*Activity:* Find the word "icon" in the data below and copy each line that holds it.

#####

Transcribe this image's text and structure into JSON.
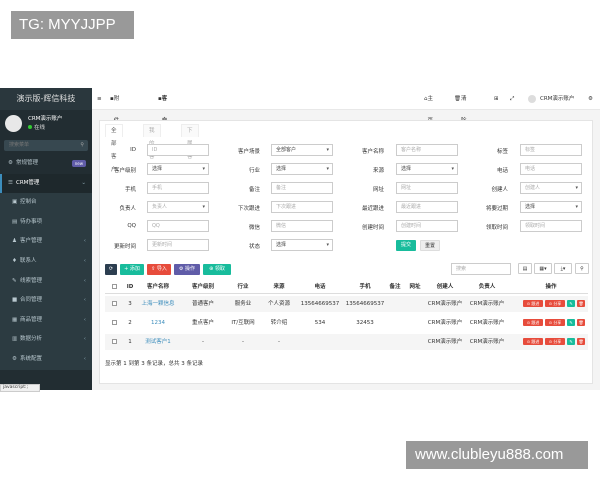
{
  "watermarks": {
    "top": "TG: MYYJJPP",
    "bottom": "www.clubleyu888.com"
  },
  "sidebar": {
    "brand": "演示版-辉信科技",
    "user_name": "CRM演示账户",
    "user_status": "在线",
    "search_placeholder": "搜索菜单",
    "items": [
      {
        "label": "常规管理",
        "badge": "new",
        "icon": "gear-icon"
      },
      {
        "label": "CRM管理",
        "icon": "list-icon"
      },
      {
        "label": "控制台",
        "icon": "dashboard-icon"
      },
      {
        "label": "待办事项",
        "icon": "todo-icon"
      },
      {
        "label": "客户管理",
        "icon": "users-icon"
      },
      {
        "label": "联系人",
        "icon": "contact-icon"
      },
      {
        "label": "线索管理",
        "icon": "lead-icon"
      },
      {
        "label": "合同管理",
        "icon": "contract-icon"
      },
      {
        "label": "商品管理",
        "icon": "product-icon"
      },
      {
        "label": "数据分析",
        "icon": "chart-icon"
      },
      {
        "label": "系统配置",
        "icon": "config-icon"
      }
    ]
  },
  "topbar": {
    "tab1": "附件管理",
    "tab2": "客户列表",
    "home": "主页",
    "clear_cache": "清除缓存",
    "user": "CRM演示账户"
  },
  "content": {
    "tabs": [
      "全部客户",
      "我的客户",
      "下属客户"
    ],
    "form": {
      "id_label": "ID",
      "id_placeholder": "ID",
      "scene_label": "客户场景",
      "scene_value": "全部客户",
      "name_label": "客户名称",
      "name_placeholder": "客户名称",
      "tag_label": "标签",
      "tag_placeholder": "标签",
      "level_label": "客户级别",
      "level_value": "选择",
      "industry_label": "行业",
      "industry_value": "选择",
      "source_label": "来源",
      "source_value": "选择",
      "phone_label": "电话",
      "phone_placeholder": "电话",
      "mobile_label": "手机",
      "mobile_placeholder": "手机",
      "remark_label": "备注",
      "remark_placeholder": "备注",
      "site_label": "网址",
      "site_placeholder": "网址",
      "creator_label": "创建人",
      "creator_value": "创建人",
      "owner_label": "负责人",
      "owner_value": "负责人",
      "next_label": "下次跟进",
      "next_placeholder": "下次跟进",
      "last_label": "最近跟进",
      "last_placeholder": "最近跟进",
      "expire_label": "将要过期",
      "expire_value": "选择",
      "qq_label": "QQ",
      "qq_placeholder": "QQ",
      "wechat_label": "微信",
      "wechat_placeholder": "微信",
      "created_label": "创建时间",
      "created_placeholder": "创建时间",
      "claim_label": "领取时间",
      "claim_placeholder": "领取时间",
      "updated_label": "更新时间",
      "updated_placeholder": "更新时间",
      "status_label": "状态",
      "status_value": "选择",
      "submit": "提交",
      "reset": "重置"
    },
    "toolbar": {
      "add": "添加",
      "import": "导入",
      "operate": "操作",
      "claim": "领取",
      "search_placeholder": "搜索"
    },
    "table": {
      "headers": [
        "ID",
        "客户名称",
        "客户级别",
        "行业",
        "来源",
        "电话",
        "手机",
        "备注",
        "网址",
        "创建人",
        "负责人",
        "操作"
      ],
      "rows": [
        {
          "id": "3",
          "name": "上海一颗信息",
          "level": "普通客户",
          "industry": "服务业",
          "source": "个人资源",
          "phone": "13564669537",
          "mobile": "13564669537",
          "remark": "",
          "site": "",
          "creator": "CRM演示账户",
          "owner": "CRM演示账户"
        },
        {
          "id": "2",
          "name": "1234",
          "level": "重点客户",
          "industry": "IT/互联网",
          "source": "转介绍",
          "phone": "534",
          "mobile": "32453",
          "remark": "",
          "site": "",
          "creator": "CRM演示账户",
          "owner": "CRM演示账户"
        },
        {
          "id": "1",
          "name": "测试客户1",
          "level": "-",
          "industry": "-",
          "source": "-",
          "phone": "",
          "mobile": "",
          "remark": "",
          "site": "",
          "creator": "CRM演示账户",
          "owner": "CRM演示账户"
        }
      ],
      "action_follow": "跟进",
      "action_share": "分享"
    },
    "footer": "显示第 1 到第 3 条记录，总共 3 条记录"
  },
  "status_url": "javascript:;",
  "colors": {
    "sidebar": "#222d32",
    "primary": "#3c8dbc",
    "green": "#18bc9c",
    "red": "#e74c3c",
    "purple": "#605ca8",
    "dark": "#2c3e50"
  }
}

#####

*Task answer:*
        "icon": "gear-icon"
        "icon": "list-icon"
        "icon": "dashboard-icon"
        "icon": "todo-icon"
        "icon": "users-icon"
        "icon": "contact-icon"
        "icon": "lead-icon"
        "icon": "contract-icon"
        "icon": "product-icon"
        "icon": "chart-icon"
        "icon": "config-icon"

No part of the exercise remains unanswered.